Thursday, July 5, 2012

Chet Baker: "The Very Best Of Chet Baker" (2012) CD Review

The Very Best Of Chet Baker is a collection of recordings from 1952 to 1965 (focusing mostly on his output from 1958). These tracks are presented nearly in the order in which they were recorded.  Most of them are instrumentals, with Chet Baker letting his trumpet do the singing (like on the slow, enchanting "If You Could See Me Now"). But also featured in this collection are a few songs in which Chet Baker sings, including two tunes by Richard Rodgers and Lorenz Hart.

"My Funny Valentine"

This collection opens with "My Funny Valentine." It starts off so sweet, so mellow, and so simple, with Chet Baker on trumpet and with Carson Smith on bass. It's perfect; you almost don't need anyone else on this recording. But when the rest of the band comes in, no one overpowers the simple design. This is one of the best renditions of this famous song written by Richard Rodgers and Lorenz Hart. This recording is from Gerry Mulligan Quartet.

"Do It The Hard Way"

This collection features two Rodgers and Hart compositions from Chet Baker's Sings - It Could Happen To You (1958), an album Concord Music Group re-issued in 2010 with several bonus tracks.  On these  songs, as the album's title suggests, we hear Chet Baker sing. In the first, "Do It The Hard Way," he gives us his version of scat, which is so particular to him. It's soft and sweet, easy-going, not forceful at all. It's kind and gentle, like he's vocalizing what would be his trumpet line. This song also features nice work on piano from Kenny Drew.

"My Heart Stood Still"

The second Rodgers and Hart song from Sings - It Could Happen To You is "My Heart Stood Still."  I prefer Chet Baker's playing to his singing on this track. In addition to wonderful stuff by Kenny Drew on piano, there is some good work by Philly Joe Jones on drums (he was also the drummer in The Miles Davis Quintet).

"Fair Weather"

"Fair Weather" is one of my favorite tracks from this collection, because of the joy in the playing.

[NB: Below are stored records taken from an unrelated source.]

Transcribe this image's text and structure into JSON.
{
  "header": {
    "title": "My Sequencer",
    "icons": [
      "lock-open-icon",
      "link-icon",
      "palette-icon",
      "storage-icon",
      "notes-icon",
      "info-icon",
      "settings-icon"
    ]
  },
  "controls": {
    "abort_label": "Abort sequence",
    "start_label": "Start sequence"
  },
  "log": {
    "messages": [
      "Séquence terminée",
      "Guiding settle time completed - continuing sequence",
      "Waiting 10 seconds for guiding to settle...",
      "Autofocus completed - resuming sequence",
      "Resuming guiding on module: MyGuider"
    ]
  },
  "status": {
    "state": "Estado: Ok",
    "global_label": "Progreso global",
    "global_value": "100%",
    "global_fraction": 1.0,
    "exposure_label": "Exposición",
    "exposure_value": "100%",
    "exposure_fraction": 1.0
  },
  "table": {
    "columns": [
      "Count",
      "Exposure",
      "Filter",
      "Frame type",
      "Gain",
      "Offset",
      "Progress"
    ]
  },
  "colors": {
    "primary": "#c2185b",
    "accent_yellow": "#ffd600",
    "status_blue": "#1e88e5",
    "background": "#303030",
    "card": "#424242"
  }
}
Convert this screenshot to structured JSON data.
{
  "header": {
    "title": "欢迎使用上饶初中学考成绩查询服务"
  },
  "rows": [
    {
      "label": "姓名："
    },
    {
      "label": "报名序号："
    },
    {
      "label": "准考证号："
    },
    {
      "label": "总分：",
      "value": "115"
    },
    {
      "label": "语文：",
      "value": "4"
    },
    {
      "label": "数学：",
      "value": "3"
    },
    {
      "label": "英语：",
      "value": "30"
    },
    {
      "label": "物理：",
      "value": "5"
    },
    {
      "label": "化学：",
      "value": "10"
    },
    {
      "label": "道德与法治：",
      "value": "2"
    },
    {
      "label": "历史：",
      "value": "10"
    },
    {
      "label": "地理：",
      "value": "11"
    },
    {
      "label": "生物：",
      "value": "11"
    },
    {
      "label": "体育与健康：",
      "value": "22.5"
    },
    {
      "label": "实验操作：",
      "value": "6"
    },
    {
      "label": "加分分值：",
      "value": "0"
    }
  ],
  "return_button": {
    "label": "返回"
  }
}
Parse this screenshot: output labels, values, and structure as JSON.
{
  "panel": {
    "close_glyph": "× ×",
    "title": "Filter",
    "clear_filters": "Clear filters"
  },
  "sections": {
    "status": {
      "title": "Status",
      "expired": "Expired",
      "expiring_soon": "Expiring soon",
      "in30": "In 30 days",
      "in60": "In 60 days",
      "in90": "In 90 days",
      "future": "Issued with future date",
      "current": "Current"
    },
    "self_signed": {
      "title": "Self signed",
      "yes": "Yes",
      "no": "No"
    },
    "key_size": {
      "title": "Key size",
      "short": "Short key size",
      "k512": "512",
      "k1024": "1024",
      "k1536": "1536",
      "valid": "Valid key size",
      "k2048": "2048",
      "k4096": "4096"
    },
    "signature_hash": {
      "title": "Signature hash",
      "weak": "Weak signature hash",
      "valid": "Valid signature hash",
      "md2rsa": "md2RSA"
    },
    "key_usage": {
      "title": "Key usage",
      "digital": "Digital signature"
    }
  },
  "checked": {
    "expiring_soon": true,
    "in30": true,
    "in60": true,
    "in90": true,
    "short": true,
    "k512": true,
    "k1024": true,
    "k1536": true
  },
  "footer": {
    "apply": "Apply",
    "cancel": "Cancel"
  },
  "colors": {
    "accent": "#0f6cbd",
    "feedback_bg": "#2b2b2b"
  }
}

Chet Baker's lead is wonderful, and it segues into a great section where Paul Chambers does a lead on bass, with touches of Al Haig's piano beneath him, and a steady playing on the cymbals (and a bit of the snare) by Philly Joe Jones. It's a seriously cool section, and then Johnny Griffin comes blasting in beautifully on tenor saxophone. That leads to Al Haig's lead. This track is just full of great vibes. This was originally included on In New York.

"How High The Moon"

This collection features an interesting and sweet rendition of "How High The Moon" from the album Chet. The group assembled for that album includes Pepper Adams on baritone sax, Herbie Mann on flute, Bill Evans on piano, Paul Chambers on bass, and Connie Kay on drums.  Adams, Mann and Evans all have nice short sections on lead. "How High The Moon" was written by Nancy Hamilton and William Lewis.

"The Song Is You"

Chet Baker sings on "The Song Is You," a song written by Jerome Kern and Oscar Hammerstein II for the musical Music In The Air.  This track features a string orchestra, giving it quite a different feel from the rest of the songs in this collection.

"When You're Gone"

The Very Best Of Chet Baker concludes with "When You're Gone," a mellow tune from the 1965 album Comin' On With The Chet Baker Quintet. I particularly like Kirk Lightsey's work on piano on this track. Wonderful stuff. Chet Baker plays flugelhorn on this one.

CD Track List
  1. My Funny Valentine
  2. Moonlight In Vermont
  3. Do It The Hard Way
  4. My Heart Stood Still
  5. Old Devil Moon
  6. Fair Weather
  7. If You Could See Me Now
  8. How High The Moon
  9. Look For The Silver Lining
  10. The Song Is You
  11. Almost Like Being In Love
  12. I've Grown Accustomed To Her Face
  13. Have You Met Miss Jones?
  14. When You're Gone
The Very Best Of Chet Baker was released on June 12, 2012 through Concord Music Group. Also released on that day were The Very Best Of The Miles Davis Quintet, The Very Best Of Sonny Rollins, The Very Best Of Wes Montgomery, and The Very Best Of John Coltrane: The Prestige Era.

No comments:

Post a Comment